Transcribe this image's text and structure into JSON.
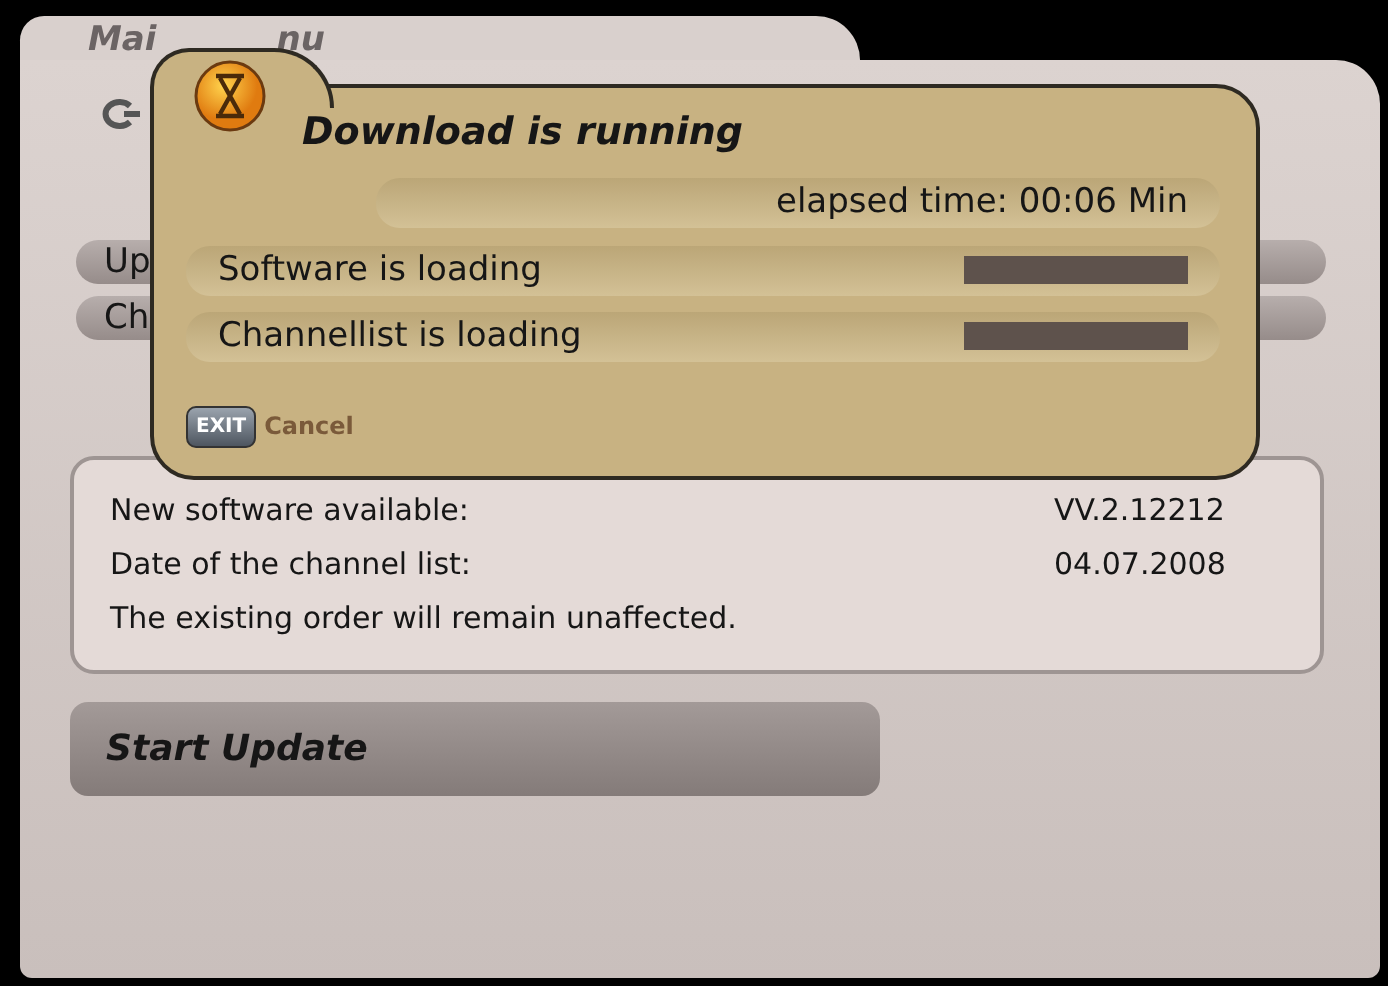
{
  "main_menu": {
    "title_parts": [
      "Mai",
      "nu"
    ],
    "items": [
      {
        "label": "Up"
      },
      {
        "label": "Ch"
      }
    ]
  },
  "info": [
    {
      "label": "New software available:",
      "value": "VV.2.12212"
    },
    {
      "label": "Date of the channel list:",
      "value": "04.07.2008"
    },
    {
      "label": "The existing order will remain unaffected."
    }
  ],
  "start_button": "Start Update",
  "dialog": {
    "title": "Download is running",
    "elapsed": "elapsed time: 00:06 Min",
    "tasks": [
      {
        "label": "Software is loading",
        "level": 1
      },
      {
        "label": "Channellist is loading",
        "level": 1
      }
    ],
    "key": "EXIT",
    "cancel": "Cancel"
  }
}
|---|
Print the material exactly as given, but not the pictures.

Answer to this problem:
Transcribe this image's text and structure into JSON.
{
  "main_menu": {
    "title_parts": [
      "Mai",
      "nu"
    ],
    "items": [
      {
        "label": "Up"
      },
      {
        "label": "Ch"
      }
    ]
  },
  "info": [
    {
      "label": "New software available:",
      "value": "VV.2.12212"
    },
    {
      "label": "Date of the channel list:",
      "value": "04.07.2008"
    },
    {
      "label": "The existing order will remain unaffected."
    }
  ],
  "start_button": "Start Update",
  "dialog": {
    "title": "Download is running",
    "elapsed": "elapsed time: 00:06 Min",
    "tasks": [
      {
        "label": "Software is loading",
        "level": 1
      },
      {
        "label": "Channellist is loading",
        "level": 1
      }
    ],
    "key": "EXIT",
    "cancel": "Cancel"
  }
}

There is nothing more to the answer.